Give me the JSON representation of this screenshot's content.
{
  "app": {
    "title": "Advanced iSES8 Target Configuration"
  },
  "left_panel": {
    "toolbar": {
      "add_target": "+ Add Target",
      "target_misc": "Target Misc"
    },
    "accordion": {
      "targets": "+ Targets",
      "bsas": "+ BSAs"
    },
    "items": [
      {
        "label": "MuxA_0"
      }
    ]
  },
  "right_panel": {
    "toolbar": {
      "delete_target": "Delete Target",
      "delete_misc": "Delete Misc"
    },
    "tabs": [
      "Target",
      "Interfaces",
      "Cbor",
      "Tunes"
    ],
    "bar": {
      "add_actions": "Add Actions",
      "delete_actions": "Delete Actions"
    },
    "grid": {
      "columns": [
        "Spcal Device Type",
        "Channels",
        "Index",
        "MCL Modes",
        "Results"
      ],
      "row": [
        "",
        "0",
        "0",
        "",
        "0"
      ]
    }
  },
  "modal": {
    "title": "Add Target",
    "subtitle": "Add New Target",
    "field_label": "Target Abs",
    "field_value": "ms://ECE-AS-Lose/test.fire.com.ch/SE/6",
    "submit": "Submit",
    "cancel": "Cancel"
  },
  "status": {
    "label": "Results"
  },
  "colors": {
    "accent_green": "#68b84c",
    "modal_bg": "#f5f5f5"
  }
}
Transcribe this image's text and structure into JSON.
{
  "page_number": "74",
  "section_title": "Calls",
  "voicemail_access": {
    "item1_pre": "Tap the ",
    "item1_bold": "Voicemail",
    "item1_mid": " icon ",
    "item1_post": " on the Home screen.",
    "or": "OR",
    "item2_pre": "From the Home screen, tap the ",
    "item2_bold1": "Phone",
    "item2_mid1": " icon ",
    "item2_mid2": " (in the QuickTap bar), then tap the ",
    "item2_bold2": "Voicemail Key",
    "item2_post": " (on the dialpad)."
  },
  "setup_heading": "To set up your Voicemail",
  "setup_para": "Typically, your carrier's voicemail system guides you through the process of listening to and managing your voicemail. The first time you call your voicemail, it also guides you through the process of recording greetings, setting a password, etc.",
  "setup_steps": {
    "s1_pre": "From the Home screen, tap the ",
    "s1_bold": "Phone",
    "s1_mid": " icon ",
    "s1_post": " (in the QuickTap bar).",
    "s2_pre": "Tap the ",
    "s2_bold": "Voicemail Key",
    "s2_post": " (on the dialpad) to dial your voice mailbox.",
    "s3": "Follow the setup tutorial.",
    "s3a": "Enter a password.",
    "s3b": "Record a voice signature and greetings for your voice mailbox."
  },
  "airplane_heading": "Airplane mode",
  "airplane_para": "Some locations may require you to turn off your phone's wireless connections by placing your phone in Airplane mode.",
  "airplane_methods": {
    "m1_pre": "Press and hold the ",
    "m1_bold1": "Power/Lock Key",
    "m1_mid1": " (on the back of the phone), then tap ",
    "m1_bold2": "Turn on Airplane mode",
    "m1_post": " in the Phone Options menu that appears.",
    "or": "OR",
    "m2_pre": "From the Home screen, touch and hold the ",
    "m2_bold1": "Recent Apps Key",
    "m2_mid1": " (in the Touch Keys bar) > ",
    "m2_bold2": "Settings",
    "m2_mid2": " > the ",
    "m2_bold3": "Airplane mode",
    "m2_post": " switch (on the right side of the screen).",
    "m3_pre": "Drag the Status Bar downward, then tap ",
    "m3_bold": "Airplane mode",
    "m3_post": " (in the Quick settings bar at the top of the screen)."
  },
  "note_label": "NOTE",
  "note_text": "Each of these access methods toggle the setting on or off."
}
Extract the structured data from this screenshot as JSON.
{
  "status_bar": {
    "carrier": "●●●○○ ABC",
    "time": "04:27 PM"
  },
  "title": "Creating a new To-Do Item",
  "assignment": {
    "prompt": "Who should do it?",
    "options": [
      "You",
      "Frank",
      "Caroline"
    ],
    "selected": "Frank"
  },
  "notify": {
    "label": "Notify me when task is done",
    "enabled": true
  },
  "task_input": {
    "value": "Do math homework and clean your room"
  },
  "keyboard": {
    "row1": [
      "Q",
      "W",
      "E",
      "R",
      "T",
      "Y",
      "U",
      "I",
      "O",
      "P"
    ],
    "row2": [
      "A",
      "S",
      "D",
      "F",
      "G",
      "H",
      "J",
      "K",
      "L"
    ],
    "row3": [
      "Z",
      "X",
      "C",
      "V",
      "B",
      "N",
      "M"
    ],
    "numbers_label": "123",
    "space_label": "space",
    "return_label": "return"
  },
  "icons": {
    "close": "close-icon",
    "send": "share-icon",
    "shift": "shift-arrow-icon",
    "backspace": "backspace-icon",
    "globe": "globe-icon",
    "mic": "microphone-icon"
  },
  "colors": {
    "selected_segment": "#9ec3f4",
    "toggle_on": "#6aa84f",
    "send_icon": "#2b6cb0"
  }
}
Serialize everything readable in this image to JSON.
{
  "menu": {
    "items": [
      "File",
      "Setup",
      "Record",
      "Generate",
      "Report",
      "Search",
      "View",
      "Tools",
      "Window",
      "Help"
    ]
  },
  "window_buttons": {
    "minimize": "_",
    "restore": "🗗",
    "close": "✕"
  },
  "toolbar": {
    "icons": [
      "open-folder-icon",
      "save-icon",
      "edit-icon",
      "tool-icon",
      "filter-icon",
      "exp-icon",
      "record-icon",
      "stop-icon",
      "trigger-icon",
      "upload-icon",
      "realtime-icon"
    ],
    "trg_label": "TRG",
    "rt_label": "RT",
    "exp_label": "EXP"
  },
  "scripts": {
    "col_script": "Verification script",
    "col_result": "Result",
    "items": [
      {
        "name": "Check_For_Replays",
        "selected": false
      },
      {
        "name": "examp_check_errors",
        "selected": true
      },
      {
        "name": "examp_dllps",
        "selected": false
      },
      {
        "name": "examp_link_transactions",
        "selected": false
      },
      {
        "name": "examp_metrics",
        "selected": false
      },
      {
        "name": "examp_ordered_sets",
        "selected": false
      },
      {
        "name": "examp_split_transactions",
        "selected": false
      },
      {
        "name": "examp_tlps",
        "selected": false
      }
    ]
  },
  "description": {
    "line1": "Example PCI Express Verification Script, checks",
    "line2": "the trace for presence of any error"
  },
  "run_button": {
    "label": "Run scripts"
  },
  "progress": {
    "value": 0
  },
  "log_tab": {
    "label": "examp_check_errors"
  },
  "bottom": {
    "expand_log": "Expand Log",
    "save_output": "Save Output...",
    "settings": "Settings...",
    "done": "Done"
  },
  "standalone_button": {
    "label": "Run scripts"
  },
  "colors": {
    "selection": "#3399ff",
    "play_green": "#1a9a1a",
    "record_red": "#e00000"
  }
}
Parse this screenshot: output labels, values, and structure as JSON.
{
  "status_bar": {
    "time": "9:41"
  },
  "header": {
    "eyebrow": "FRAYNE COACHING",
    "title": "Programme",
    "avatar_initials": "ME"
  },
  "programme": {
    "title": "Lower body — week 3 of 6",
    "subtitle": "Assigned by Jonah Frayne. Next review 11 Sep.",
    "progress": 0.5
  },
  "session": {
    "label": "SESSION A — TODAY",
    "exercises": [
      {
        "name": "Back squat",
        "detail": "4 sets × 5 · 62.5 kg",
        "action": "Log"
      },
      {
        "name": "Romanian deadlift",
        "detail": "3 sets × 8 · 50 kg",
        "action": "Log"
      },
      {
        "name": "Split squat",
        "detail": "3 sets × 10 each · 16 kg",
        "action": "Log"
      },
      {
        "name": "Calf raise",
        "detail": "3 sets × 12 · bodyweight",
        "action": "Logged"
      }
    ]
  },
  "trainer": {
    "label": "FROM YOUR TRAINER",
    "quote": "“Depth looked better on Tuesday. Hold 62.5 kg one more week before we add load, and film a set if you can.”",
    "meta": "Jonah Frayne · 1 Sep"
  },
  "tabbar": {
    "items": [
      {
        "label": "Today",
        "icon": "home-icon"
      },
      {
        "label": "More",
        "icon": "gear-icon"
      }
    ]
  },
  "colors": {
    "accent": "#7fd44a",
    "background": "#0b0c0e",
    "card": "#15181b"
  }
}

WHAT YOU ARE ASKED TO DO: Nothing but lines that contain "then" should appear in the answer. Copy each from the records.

OUTPUT BELOW:
    "item2_mid2": " (in the QuickTap bar), then tap the ",
    "m1_mid1": " (on the back of the phone), then tap ",
    "m3_pre": "Drag the Status Bar downward, then tap ",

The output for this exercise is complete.